Disposing of a constitutional challenge to the federal sentencing system (search), the Supreme Court has set up an anticipated fight in Congress over how judges punish convicted criminals.

The court on Wednesday struck down part of the nearly two-decade-old sentencing system, then imposed new requirements that were contested even among the justices.

Justice Antonin Scalia (search) predicted that changes would "wreak havoc on federal district and appellate courts." Justice John Paul Stevens (search) said that his colleagues "erased the heart" of reforms intended to ensure that sentences do not vary widely from courtroom to another.

The Supreme Court had spent the past four months trying to reconcile a defendants' constitutional right to a jury trial with a system that requires judges to make factual decisions that affect prison time.

Juries consider a person's guilt or innocence. Judges decide matters such as the amount of drugs involved in a crime or the number of victims in a fraud. Those factors are used, under the federal guidelines, to add years to someone's sentence.

More than 60,000 defendants are sentenced each year in federal courts.

In a compromise, the court decided that judges should consult the guidelines in determining sentences - but only on an advisory basis. Appeals courts must ensure that sentences are reasonable.

"Ours, of course, is not the last word. The ball now lies in Congress' court," Justice Stephen Breyer (search) wrote in one part of the ruling.

The decision did not spell out how judges should deal with defendants or what options Congress has.

"The remedy the court has adopted will add to the mess," said Douglas Berman, an Ohio State University sentencing expert.

Justice Department lawyer Christopher Wray said the guidelines have ensured that "similar defendants who commit similar crimes receive similar sentences. Because the guidelines are now advisory, the risk increases that sentences across the country will become wildly inconsistent."

Senate Judiciary Chairman Arlen Specter, R-Pa., said he would begin working to "establish a sentencing method that will be appropriately tough on career criminals, fair, and consistent with constitutional requirements."

Sen. Patrick Leahy of Vermont, ranking Democrat on the Judiciary Committee, warned that Congress "should resist the urge to rush in with quick fixes that would only generate more uncertainty and litigation and do nothing to protect public safety."

Wednesday's ruling had two parts.

In the first, a coalition of liberal and conservative justices said the practice of judges' acting alone to decide factors that add prison time violates a defendant's Sixth Amendment (search) right to a jury trial.

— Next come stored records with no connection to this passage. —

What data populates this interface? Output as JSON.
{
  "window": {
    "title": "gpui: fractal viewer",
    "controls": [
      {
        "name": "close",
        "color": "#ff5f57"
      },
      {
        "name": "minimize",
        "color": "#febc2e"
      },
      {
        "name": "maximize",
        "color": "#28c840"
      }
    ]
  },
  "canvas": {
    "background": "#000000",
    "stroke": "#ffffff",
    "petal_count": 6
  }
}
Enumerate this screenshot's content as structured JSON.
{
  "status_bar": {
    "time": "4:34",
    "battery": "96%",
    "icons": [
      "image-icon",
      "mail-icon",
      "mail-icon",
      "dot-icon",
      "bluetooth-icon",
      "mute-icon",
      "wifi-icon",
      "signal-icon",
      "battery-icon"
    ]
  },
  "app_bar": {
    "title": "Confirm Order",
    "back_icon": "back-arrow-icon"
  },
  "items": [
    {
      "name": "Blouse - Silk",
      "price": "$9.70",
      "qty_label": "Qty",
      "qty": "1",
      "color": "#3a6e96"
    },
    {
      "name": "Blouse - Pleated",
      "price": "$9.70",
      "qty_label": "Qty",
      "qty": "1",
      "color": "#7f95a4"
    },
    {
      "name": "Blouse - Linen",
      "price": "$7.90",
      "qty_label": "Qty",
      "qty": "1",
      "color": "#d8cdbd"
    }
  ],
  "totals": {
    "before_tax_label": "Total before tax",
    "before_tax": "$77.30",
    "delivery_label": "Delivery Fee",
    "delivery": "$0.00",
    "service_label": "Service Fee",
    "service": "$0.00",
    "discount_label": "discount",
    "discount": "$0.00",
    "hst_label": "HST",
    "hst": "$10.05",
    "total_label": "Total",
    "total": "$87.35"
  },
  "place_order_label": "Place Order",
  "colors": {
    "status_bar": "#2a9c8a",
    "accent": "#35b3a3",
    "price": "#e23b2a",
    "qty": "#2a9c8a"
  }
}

That same combination of justices held sway in June in a state sentencing case that led to the much-anticipated ruling on federal sentences: Scalia, Stevens and Justices Clarence Thomas (search), David H. Souter (search) and Ruth Bader Ginsburg (search).

Ginsburg switched sides in the accompanying vote to make the guidelines voluntary, joining fellow Clinton appointee Breyer along with Chief Justice William H. Rehnquist (search) and Justices Sandra Day O'Connor (search) and Anthony Kennedy (search).

Rehnquist, who has been absent from the bench since October while being treated for thyroid cancer, participated but did not write any of the opinions.

"I had hoped for a little bit more clarity, but I'm not terribly surprised," said Jeffrey Fisher, a Seattle lawyer who argued last year's sentencing case. "We don't have a crippled system that will not work."

Judges will have more freedom to decide for themselves what a fair sentence is, without making factual findings that the high court objected to. That flexibility may benefit prosecutors in some courts and defendants in others, Fisher said.

The cases are United States v. Booker, 04-104, and United States v. Fanfan, 04-105.